The second trivia question was on which book influenced them the most. Randy refers to a science fiction author, which unfortunately this blogger cannot remember 🙂 Leonard was influenced by some book on management, which this blogger does not remember either! To the reader, please pitch in if you remember! (This is turning out to be quite embarrassing, but luckily it ends here)
The panel was then presented with more serious questions, starting with how do they decide on the winning research direction, and whether in their reputable career, they knew that the directions they were going to pursue would be successful. The panel unanimously agreed that a researcher should purse “the directions that are new” as Leonard puts it, or the “low hanging fruit” as David describes it, and primarily to pursue the directions the researcher would feel passionate about. Randy particularly says “you have to love what you do and do what you love.” As for whether they knew that the directions they pursued were going to be successful, Leonard emphasizes that one does not initially know for sure.
The discussion then transitions to the panel members’ thoughts on research today, and particularly the pressures and requirements placed on starting professors. The question is preceded with a question to the audience, as to how many of the professors felt pressure in publishing before tenureship, and there was quite a raise of hands. Leonard then comments and laments that the tenureship process makes research competitive rather than cooperative, which is an unfortunate circumstance. He emphasizes that change is required to make the tenureship process less pressured, but that this change will not happen anytime soon, as it has become part of the working system.
Randy then adds that, “you either do good research, or you do a lot of it.” He emphasizes that despite the pressure, it is still important to ignore the formalities and requirements and focus on doing good research. Leonard particularly agreed on Randy’s point, as that was the approach he adopted in his day, and the one that he recommends to follow.
David then pitches in by describing his PhD process.
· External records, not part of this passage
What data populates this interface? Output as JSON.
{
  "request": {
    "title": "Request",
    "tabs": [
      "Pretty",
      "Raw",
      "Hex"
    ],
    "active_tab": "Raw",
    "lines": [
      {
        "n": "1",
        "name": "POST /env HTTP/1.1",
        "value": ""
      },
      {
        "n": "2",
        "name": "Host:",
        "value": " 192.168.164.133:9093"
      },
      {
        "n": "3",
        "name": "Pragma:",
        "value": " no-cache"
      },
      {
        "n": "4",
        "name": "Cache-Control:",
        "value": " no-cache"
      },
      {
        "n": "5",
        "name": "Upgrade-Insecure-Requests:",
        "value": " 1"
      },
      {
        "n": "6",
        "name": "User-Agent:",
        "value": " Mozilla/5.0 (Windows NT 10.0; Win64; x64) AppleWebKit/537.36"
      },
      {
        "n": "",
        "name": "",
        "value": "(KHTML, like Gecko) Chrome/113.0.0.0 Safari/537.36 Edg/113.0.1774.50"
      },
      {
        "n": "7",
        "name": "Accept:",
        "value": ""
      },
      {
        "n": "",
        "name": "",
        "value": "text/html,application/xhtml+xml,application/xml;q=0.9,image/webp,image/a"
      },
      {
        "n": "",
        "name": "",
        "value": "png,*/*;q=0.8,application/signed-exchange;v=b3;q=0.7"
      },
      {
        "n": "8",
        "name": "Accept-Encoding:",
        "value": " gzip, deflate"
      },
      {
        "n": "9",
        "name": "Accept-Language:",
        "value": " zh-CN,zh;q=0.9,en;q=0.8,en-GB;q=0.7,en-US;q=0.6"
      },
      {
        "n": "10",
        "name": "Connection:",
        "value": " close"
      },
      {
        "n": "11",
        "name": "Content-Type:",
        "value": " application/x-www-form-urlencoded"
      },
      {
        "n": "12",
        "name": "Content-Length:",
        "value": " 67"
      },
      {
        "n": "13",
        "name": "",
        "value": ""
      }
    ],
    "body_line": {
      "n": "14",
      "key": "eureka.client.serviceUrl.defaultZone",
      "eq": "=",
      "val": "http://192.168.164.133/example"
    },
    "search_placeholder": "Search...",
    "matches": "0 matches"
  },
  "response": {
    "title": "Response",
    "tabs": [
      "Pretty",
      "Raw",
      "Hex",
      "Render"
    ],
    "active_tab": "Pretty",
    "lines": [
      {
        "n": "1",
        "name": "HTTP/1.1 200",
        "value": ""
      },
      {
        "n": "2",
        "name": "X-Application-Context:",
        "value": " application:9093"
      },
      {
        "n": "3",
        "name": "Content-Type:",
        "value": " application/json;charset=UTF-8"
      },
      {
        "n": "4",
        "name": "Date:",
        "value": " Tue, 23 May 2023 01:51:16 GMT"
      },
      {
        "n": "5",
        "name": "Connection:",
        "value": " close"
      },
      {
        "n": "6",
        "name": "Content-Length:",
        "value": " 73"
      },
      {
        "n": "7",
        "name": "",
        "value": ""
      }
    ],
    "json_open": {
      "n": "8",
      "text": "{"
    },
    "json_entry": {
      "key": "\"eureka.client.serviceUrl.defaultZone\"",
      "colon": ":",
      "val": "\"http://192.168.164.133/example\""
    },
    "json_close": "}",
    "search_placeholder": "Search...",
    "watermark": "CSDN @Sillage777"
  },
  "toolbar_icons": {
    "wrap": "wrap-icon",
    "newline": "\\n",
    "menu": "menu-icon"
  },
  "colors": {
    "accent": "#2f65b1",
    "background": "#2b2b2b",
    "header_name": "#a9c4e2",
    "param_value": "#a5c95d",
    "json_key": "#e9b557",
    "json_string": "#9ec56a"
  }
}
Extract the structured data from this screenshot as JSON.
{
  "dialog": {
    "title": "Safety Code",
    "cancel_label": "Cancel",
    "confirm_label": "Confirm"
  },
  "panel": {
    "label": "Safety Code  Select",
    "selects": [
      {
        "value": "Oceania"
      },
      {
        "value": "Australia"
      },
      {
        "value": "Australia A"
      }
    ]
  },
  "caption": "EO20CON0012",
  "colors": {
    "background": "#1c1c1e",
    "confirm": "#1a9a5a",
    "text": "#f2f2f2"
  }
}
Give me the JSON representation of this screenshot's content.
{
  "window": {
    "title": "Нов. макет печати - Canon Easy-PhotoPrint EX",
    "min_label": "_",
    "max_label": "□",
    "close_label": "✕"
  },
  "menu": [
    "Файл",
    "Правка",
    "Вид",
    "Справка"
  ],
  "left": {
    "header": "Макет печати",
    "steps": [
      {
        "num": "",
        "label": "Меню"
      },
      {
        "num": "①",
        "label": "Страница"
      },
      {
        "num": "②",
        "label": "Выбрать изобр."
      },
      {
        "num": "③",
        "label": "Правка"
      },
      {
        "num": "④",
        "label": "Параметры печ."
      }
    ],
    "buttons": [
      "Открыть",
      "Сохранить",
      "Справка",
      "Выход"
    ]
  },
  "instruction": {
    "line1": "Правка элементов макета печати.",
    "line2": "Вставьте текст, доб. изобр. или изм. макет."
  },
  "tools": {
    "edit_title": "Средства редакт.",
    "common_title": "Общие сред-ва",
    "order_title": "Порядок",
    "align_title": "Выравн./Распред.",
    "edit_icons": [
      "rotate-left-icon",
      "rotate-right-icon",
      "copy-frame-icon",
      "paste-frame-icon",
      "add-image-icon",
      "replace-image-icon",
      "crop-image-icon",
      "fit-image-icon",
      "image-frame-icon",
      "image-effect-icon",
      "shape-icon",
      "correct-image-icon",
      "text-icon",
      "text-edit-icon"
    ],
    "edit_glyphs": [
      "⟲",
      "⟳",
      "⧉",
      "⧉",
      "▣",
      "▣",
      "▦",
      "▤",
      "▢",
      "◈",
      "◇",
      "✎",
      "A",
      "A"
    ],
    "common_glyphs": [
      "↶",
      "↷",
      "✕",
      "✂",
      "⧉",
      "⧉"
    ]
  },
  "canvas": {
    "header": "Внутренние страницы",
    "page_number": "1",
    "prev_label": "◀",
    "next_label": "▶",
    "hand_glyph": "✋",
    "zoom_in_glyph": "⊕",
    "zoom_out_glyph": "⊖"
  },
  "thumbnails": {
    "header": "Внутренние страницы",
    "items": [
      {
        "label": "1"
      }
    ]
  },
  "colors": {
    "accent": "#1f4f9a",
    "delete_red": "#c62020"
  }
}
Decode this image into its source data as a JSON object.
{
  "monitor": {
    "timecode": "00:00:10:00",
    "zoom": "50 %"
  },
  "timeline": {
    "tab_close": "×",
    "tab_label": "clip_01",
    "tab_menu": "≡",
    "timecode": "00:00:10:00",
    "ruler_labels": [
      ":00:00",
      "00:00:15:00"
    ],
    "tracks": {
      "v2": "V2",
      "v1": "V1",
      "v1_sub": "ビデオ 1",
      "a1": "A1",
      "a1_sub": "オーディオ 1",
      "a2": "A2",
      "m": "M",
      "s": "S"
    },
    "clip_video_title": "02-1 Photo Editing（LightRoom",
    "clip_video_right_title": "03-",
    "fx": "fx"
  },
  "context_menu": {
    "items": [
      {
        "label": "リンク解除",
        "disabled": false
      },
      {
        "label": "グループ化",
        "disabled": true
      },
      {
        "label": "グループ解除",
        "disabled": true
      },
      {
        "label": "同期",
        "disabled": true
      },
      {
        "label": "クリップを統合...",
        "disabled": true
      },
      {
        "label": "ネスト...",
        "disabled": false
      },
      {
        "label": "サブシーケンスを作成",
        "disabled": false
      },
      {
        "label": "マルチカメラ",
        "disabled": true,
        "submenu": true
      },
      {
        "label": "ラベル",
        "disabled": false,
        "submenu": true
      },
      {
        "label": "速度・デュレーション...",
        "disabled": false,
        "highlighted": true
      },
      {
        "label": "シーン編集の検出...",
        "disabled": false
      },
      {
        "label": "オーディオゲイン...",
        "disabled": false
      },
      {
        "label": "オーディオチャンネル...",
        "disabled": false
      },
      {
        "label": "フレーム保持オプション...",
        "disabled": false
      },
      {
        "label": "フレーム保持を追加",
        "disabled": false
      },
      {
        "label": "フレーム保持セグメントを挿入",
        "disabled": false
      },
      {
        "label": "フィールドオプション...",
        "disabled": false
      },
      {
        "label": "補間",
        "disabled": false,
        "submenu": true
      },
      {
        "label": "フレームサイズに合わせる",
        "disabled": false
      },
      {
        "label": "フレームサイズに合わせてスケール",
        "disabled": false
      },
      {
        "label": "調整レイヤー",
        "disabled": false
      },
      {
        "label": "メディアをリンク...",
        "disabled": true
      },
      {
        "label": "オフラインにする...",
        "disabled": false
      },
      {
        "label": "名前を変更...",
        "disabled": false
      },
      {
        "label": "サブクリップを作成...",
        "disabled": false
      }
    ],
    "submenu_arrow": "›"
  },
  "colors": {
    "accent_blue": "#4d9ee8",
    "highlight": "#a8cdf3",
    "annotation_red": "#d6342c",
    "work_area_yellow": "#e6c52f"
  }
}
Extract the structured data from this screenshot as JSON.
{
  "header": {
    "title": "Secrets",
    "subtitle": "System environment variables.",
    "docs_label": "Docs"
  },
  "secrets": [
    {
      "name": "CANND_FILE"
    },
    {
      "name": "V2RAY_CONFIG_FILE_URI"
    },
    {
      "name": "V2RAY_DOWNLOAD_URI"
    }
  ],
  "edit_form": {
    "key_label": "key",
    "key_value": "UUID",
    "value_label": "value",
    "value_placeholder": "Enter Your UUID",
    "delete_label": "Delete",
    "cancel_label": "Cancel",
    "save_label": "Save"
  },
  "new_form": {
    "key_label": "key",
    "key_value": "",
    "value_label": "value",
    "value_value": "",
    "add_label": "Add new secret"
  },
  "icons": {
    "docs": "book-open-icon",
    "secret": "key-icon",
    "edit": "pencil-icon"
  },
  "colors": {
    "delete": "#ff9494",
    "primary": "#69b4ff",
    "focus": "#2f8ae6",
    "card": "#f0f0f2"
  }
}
He talks about how his adviser had given David the complete freedom to pursue the research that he felt compelled to do. He reflects on how this process might be different from the advisor-student experience today, particularly for pre-tenureship professors, and how the professor’s pressure to publish also affects the student’s process of research discovery.
We then ask the panel what was the most challenging thing for them to do, and if there was something that they did that was against the grain. Randy replied that for him, the most challenging thing was learning not to overreach. He talks about a big research arrangement he had with some companies just before the financial crash. After the crash, he spent the next five years searching for funding for about 20 grad students and post docs that he had already hired. He then continues that taking up a job in Washington was something he did that was against the grain, and this gave him a different perspective on how research funding is allocated and could actually influence something.
Finally, they were asked what is their impression on the next big sensor. Leonard indicates bio-sensors, while Randy the Internet of Things.
We then asked the panel what they love most about research. They collectively agreed that it is the family tree: the graduate students. They seem to like the idea of having influenced lives rather than actually making technical contributions of any sort. Leonard then adds that in academia, we can believe that publications are the point of the realm, but in his opinion, it is actually the students that are the point of the realm: how students can challenge their advisers through new topics and the interesting things they bring to the table, and even in how they ignore their advisor’s advice.
This discussion with three extremely successful (and fun!) academics shed some light on their perspectives concerning research and what they believe is important in academia. They also bring up a topic that we do not discuss too often: the importance of apprenticing our graduate students to do good research of their own.